For people living along Abaranje Road and its adjoining communities in the Ikotun part of Lagos, going in and out of the area has become a nightmare.
For nearly two years, they have been going through the agony of wading through a road that has been taken over by deep craters. Many car owners in the area have long forgotten the pleasure of being car owners as they abandon their cars and go for public transport.
Day after day, commercial bus drivers, tricycle operators and commercial motorcycle operators rip-off commuters who have no alternative means of moving along the road. On the other hand, the transporters spend heavily to maintain their vehicles as a result of the terrible state of the road and in turn pass the cost to the commuters.
Stephen Omokunga, one of the community leaders, lamented what he viewed as the neglect of the area by the local and state governments. “Abaranje community is urgently in need of road rehabilitation,” he told the reporter.
Omokunga noted that the expectation was that the road was going to be rehabilitated soon after Ijegun Road was reconstructed. But several months after, that has not happened. For Omokunga and other residents, the misery of passing through Abaranje Road had become unbearable.
The most affected residents of the area are those who work in distant locations like Lagos Island, Ikeja and Apapa as they have to go through a long stretch of the failed road every working day to get to their destinations and back.
Along the stretch, some residents have resorted to filling potholes just to reduce the gridlock that motorists encounter on the road particularly when it rains. But the fillers get washed away as soon as it rains.
From the first street at the Ikotun end of the road, there are obvious signs that one is about to embark on a bumpy ride on a long stretch. At the Islamic Bus Stop area, where some of the gullies were recently refilled by the youths in the area, there seemed to be respite until recent rainfalls. At Da-Silva, Omotayo, Customs and Ogunfowora Estate intersections, a ride along the road becomes more challenging as some vehicles get stuck in some of the deep potholes and bumpy parts. The same goes for Ade-Ade, Asalu, K&S, Onitire areas down to the Okerube end of the road.
A commuter, Cyril Omekagu said he stopped driving on the road after his car suffered several suspension problems within a short time.
“This is my seventh month in this area. I live in the estate but I now regret coming to this place. I have spent so much on car repairs. I bought the car in 2016 and at the time I moved in last year, it wasn’t as bad as it is today,” Cyril lamented.
It is not only Cyril that has gone through a harrowing experience on the road. For Olabode Temitope, another resident, the bad state of the road cost him his job. Temitope who has lived in the area for about 20 years, was formerly a staff of a private company in the Oshod-Isolo industrial area. He was relieved of his appointment for what the company viewed as habitual late coming to work.
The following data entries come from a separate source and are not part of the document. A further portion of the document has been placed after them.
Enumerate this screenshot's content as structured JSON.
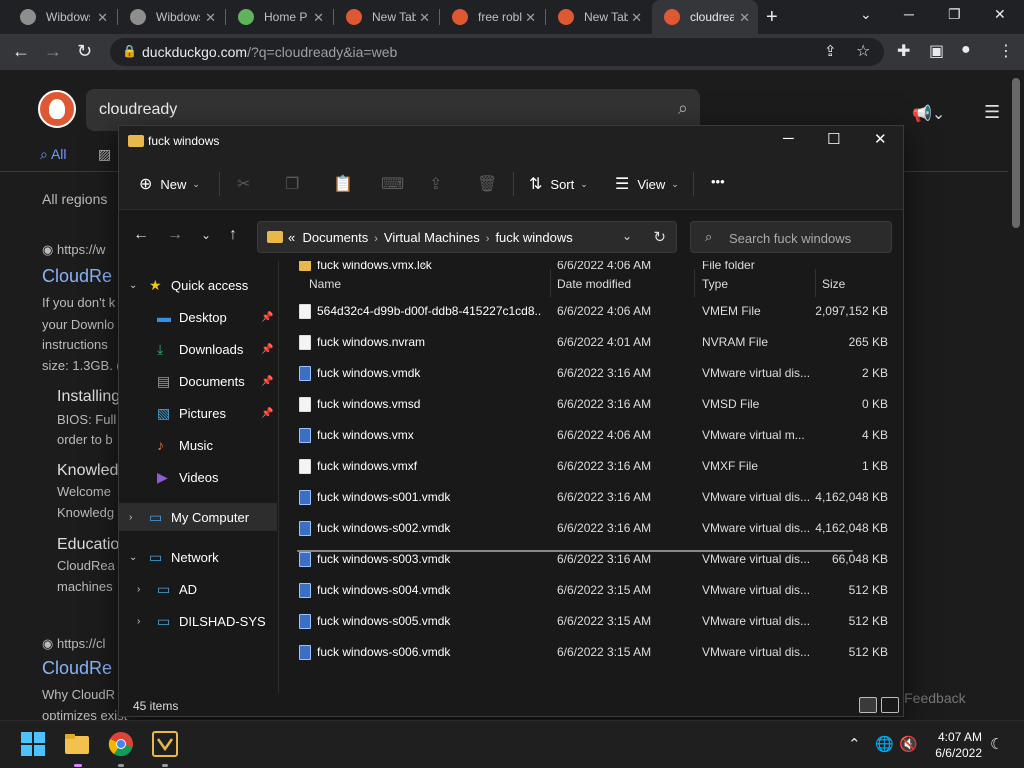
{
  "browser": {
    "tabs": [
      {
        "title": "Wibdows",
        "favicon_color": "#8e8e8e"
      },
      {
        "title": "Wibdows",
        "favicon_color": "#8e8e8e"
      },
      {
        "title": "Home Page",
        "favicon_color": "#5fb35a"
      },
      {
        "title": "New Tab",
        "favicon_color": "#de5833"
      },
      {
        "title": "free roblox",
        "favicon_color": "#de5833"
      },
      {
        "title": "New Tab",
        "favicon_color": "#de5833"
      },
      {
        "title": "cloudready",
        "favicon_color": "#de5833"
      }
    ],
    "new_tab_label": "+",
    "url_host": "duckduckgo.com",
    "url_rest": "/?q=cloudready&ia=web"
  },
  "webpage": {
    "search_query": "cloudready",
    "tab_all": "All",
    "regions": "All regions",
    "result1_url": "https://w",
    "result1_title": "CloudRe",
    "result1_snippet": [
      "If you don't k",
      "your Downlo",
      "instructions",
      "size: 1.3GB. ("
    ],
    "sub1_title": "Installing",
    "sub1_text": [
      "BIOS: Full",
      "order to b"
    ],
    "sub2_title": "Knowled",
    "sub2_text": [
      "Welcome",
      "Knowledg"
    ],
    "sub3_title": "Educatio",
    "sub3_text": [
      "CloudRea",
      "machines"
    ],
    "result2_url": "https://cl",
    "result2_title": "CloudRe",
    "result2_snippet": [
      "Why CloudR",
      "optimizes exist"
    ],
    "feedback": "are Feedback"
  },
  "explorer": {
    "window_title": "fuck windows",
    "commands": {
      "new": "New",
      "sort": "Sort",
      "view": "View",
      "more": "•••"
    },
    "breadcrumb": [
      "Documents",
      "Virtual Machines",
      "fuck windows"
    ],
    "breadcrumb_prefix": "«",
    "search_placeholder": "Search fuck windows",
    "sidebar": [
      {
        "label": "Quick access",
        "icon": "star-icon",
        "color": "#f0c419",
        "level": 0,
        "twisty": "v",
        "pin": false
      },
      {
        "label": "Desktop",
        "icon": "desktop-icon",
        "color": "#3a8ee6",
        "level": 1,
        "twisty": "",
        "pin": true
      },
      {
        "label": "Downloads",
        "icon": "download-icon",
        "color": "#2fb36b",
        "level": 1,
        "twisty": "",
        "pin": true
      },
      {
        "label": "Documents",
        "icon": "document-icon",
        "color": "#9a9a9a",
        "level": 1,
        "twisty": "",
        "pin": true
      },
      {
        "label": "Pictures",
        "icon": "picture-icon",
        "color": "#4aa3df",
        "level": 1,
        "twisty": "",
        "pin": true
      },
      {
        "label": "Music",
        "icon": "music-icon",
        "color": "#e0734a",
        "level": 1,
        "twisty": "",
        "pin": false
      },
      {
        "label": "Videos",
        "icon": "video-icon",
        "color": "#8e5ad8",
        "level": 1,
        "twisty": "",
        "pin": false
      },
      {
        "label": "My Computer",
        "icon": "computer-icon",
        "color": "#4aa3df",
        "level": 0,
        "twisty": ">",
        "pin": false
      },
      {
        "label": "Network",
        "icon": "network-icon",
        "color": "#4aa3df",
        "level": 0,
        "twisty": "v",
        "pin": false
      },
      {
        "label": "AD",
        "icon": "computer-icon",
        "color": "#4aa3df",
        "level": 1,
        "twisty": ">",
        "pin": false
      },
      {
        "label": "DILSHAD-SYS",
        "icon": "computer-icon",
        "color": "#4aa3df",
        "level": 1,
        "twisty": ">",
        "pin": false
      }
    ],
    "columns": [
      "Name",
      "Date modified",
      "Type",
      "Size"
    ],
    "files": [
      {
        "name": "fuck windows.vmx.lck",
        "date": "6/6/2022 4:06 AM",
        "type": "File folder",
        "size": "",
        "kind": "folder"
      },
      {
        "name": "564d32c4-d99b-d00f-ddb8-415227c1cd8...",
        "date": "6/6/2022 4:06 AM",
        "type": "VMEM File",
        "size": "2,097,152 KB",
        "kind": "file"
      },
      {
        "name": "fuck windows.nvram",
        "date": "6/6/2022 4:01 AM",
        "type": "NVRAM File",
        "size": "265 KB",
        "kind": "file"
      },
      {
        "name": "fuck windows.vmdk",
        "date": "6/6/2022 3:16 AM",
        "type": "VMware virtual dis...",
        "size": "2 KB",
        "kind": "vm"
      },
      {
        "name": "fuck windows.vmsd",
        "date": "6/6/2022 3:16 AM",
        "type": "VMSD File",
        "size": "0 KB",
        "kind": "file"
      },
      {
        "name": "fuck windows.vmx",
        "date": "6/6/2022 4:06 AM",
        "type": "VMware virtual m...",
        "size": "4 KB",
        "kind": "vm"
      },
      {
        "name": "fuck windows.vmxf",
        "date": "6/6/2022 3:16 AM",
        "type": "VMXF File",
        "size": "1 KB",
        "kind": "file"
      },
      {
        "name": "fuck windows-s001.vmdk",
        "date": "6/6/2022 3:16 AM",
        "type": "VMware virtual dis...",
        "size": "4,162,048 KB",
        "kind": "vm"
      },
      {
        "name": "fuck windows-s002.vmdk",
        "date": "6/6/2022 3:16 AM",
        "type": "VMware virtual dis...",
        "size": "4,162,048 KB",
        "kind": "vm"
      },
      {
        "name": "fuck windows-s003.vmdk",
        "date": "6/6/2022 3:16 AM",
        "type": "VMware virtual dis...",
        "size": "66,048 KB",
        "kind": "vm"
      },
      {
        "name": "fuck windows-s004.vmdk",
        "date": "6/6/2022 3:15 AM",
        "type": "VMware virtual dis...",
        "size": "512 KB",
        "kind": "vm"
      },
      {
        "name": "fuck windows-s005.vmdk",
        "date": "6/6/2022 3:15 AM",
        "type": "VMware virtual dis...",
        "size": "512 KB",
        "kind": "vm"
      },
      {
        "name": "fuck windows-s006.vmdk",
        "date": "6/6/2022 3:15 AM",
        "type": "VMware virtual dis...",
        "size": "512 KB",
        "kind": "vm"
      }
    ],
    "status_count": "45 items"
  },
  "taskbar": {
    "time": "4:07 AM",
    "date": "6/6/2022"
  }
}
He blamed it on the bad road.
Temitope who later became a commercial tricycle rider on the same road explained that the road was first constructed by the Bola Tinubu administration and has over the years, been rehabilitated by successive governments. “As tricycle operators, there is no week we don’t go to the mechanics for repairs. Accidents are very common as a result of the failed portions of the road and some of them have been fatal. And all these affect our daily income from the business. We are the most affected of all the road users,” she stated.
An official of Ikotun/Igando Local Council Development Area, who did not want to be quoted, explained that the major problem of the road is that it does not have a drainage system. This has resulted in periodic collapse of the road each time a palliative work is carried out there. The council official, who is a staff of the works department, said it is not only the Abaranje Road that needs government’s attention but also the streets in the area. Like many other communities in Lagos, Abaranje and its adjoining communities do not have proper drainage channels.
To reduce the impact of flooding and environmental degradation, some of the landlords in the area have resorted to constructing drainage channels in front of their properties.